## Task instructions
Once the pictures are set aside, retype the remaining entries exactly.

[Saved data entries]
===

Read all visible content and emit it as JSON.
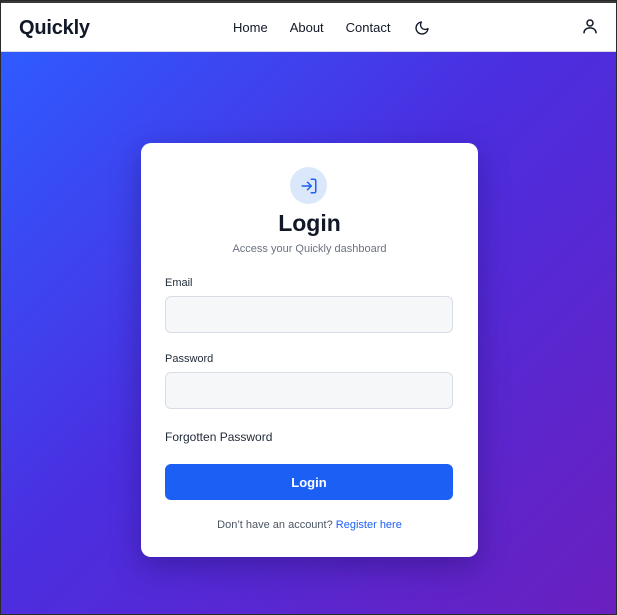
{
  "navbar": {
    "brand": "Quickly",
    "links": [
      {
        "label": "Home"
      },
      {
        "label": "About"
      },
      {
        "label": "Contact"
      }
    ],
    "theme_icon": "moon-icon",
    "user_icon": "user-icon"
  },
  "login_card": {
    "icon": "login-icon",
    "title": "Login",
    "subtitle": "Access your Quickly dashboard",
    "email": {
      "label": "Email",
      "value": "",
      "placeholder": ""
    },
    "password": {
      "label": "Password",
      "value": "",
      "placeholder": ""
    },
    "forgot_label": "Forgotten Password",
    "submit_label": "Login",
    "register_prompt": "Don’t have an account?",
    "register_link": "Register here"
  },
  "colors": {
    "accent": "#1c5ff5",
    "gradient_start": "#2f5bff",
    "gradient_end": "#6a1fbe",
    "icon_bg": "#dbe7fb"
  }
}
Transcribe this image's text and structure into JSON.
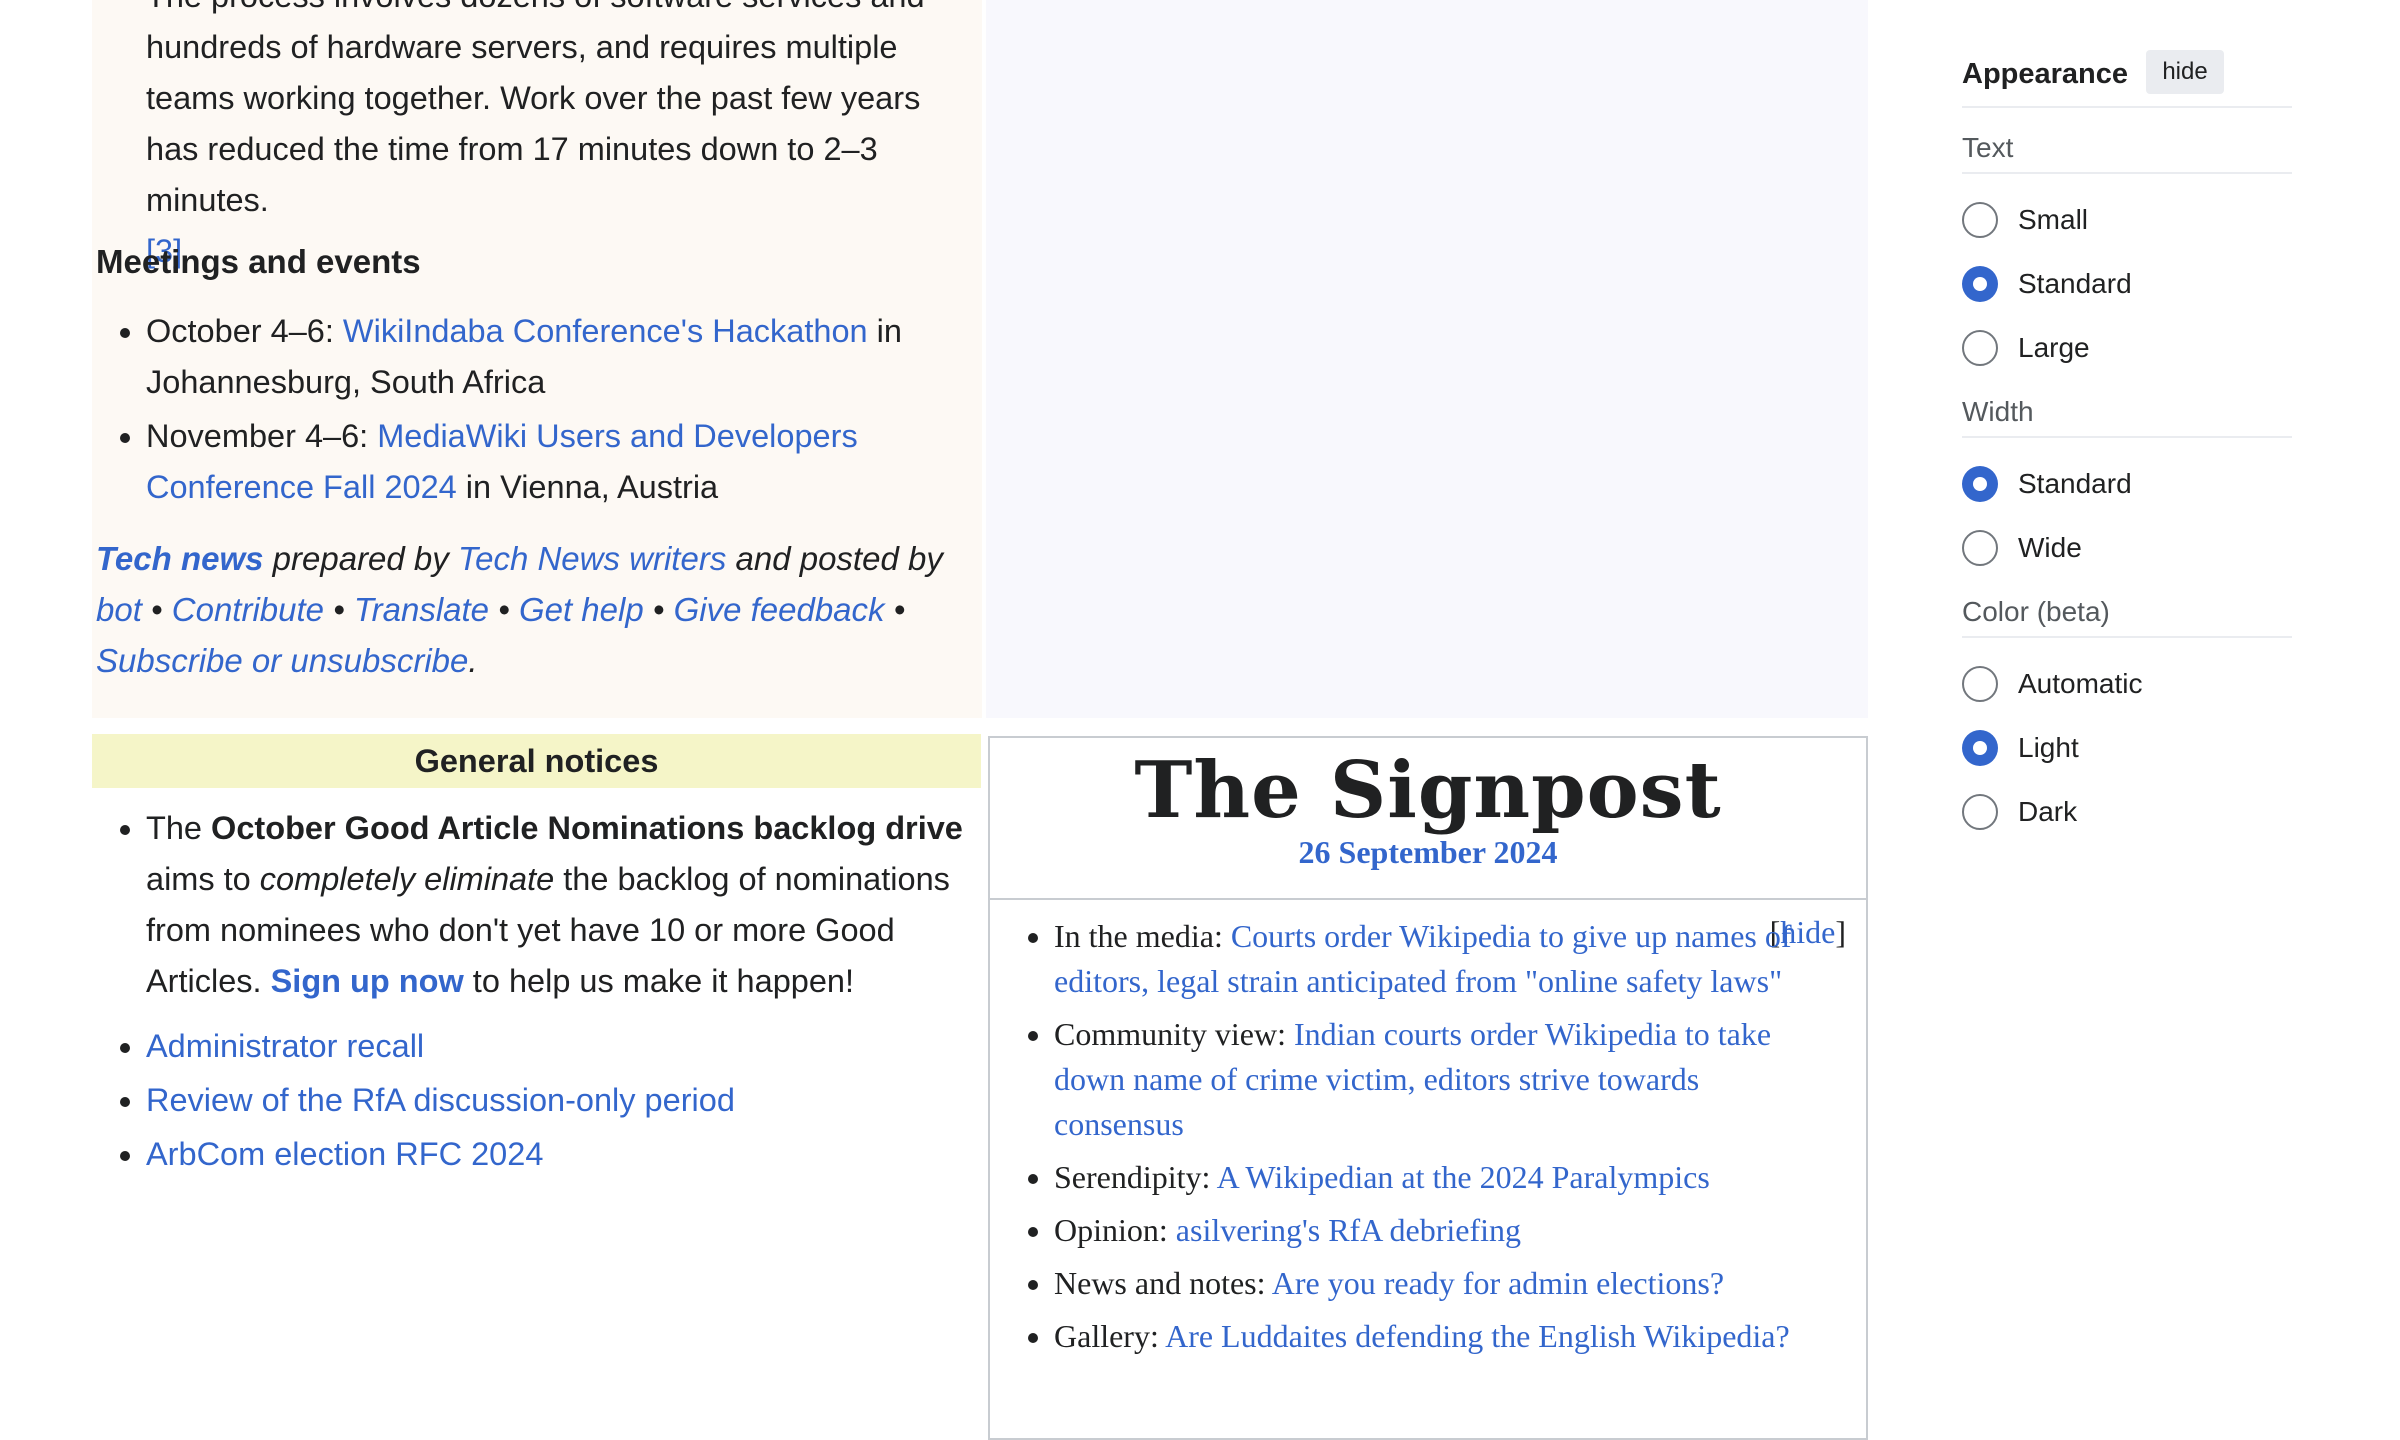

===

## Task answer
Read all visible content and emit it as JSON.
{
  "navbar": {
    "brand": "Quickly",
    "links": [
      {
        "label": "Home"
      },
      {
        "label": "About"
      },
      {
        "label": "Contact"
      }
    ],
    "theme_icon": "moon-icon",
    "user_icon": "user-icon"
  },
  "login_card": {
    "icon": "login-icon",
    "title": "Login",
    "subtitle": "Access your Quickly dashboard",
    "email": {
      "label": "Email",
      "value": "",
      "placeholder": ""
    },
    "password": {
      "label": "Password",
      "value": "",
      "placeholder": ""
    },
    "forgot_label": "Forgotten Password",
    "submit_label": "Login",
    "register_prompt": "Don’t have an account?",
    "register_link": "Register here"
  },
  "colors": {
    "accent": "#1c5ff5",
    "gradient_start": "#2f5bff",
    "gradient_end": "#6a1fbe",
    "icon_bg": "#dbe7fb"
  }
}
Transcribe this image's text and structure into JSON.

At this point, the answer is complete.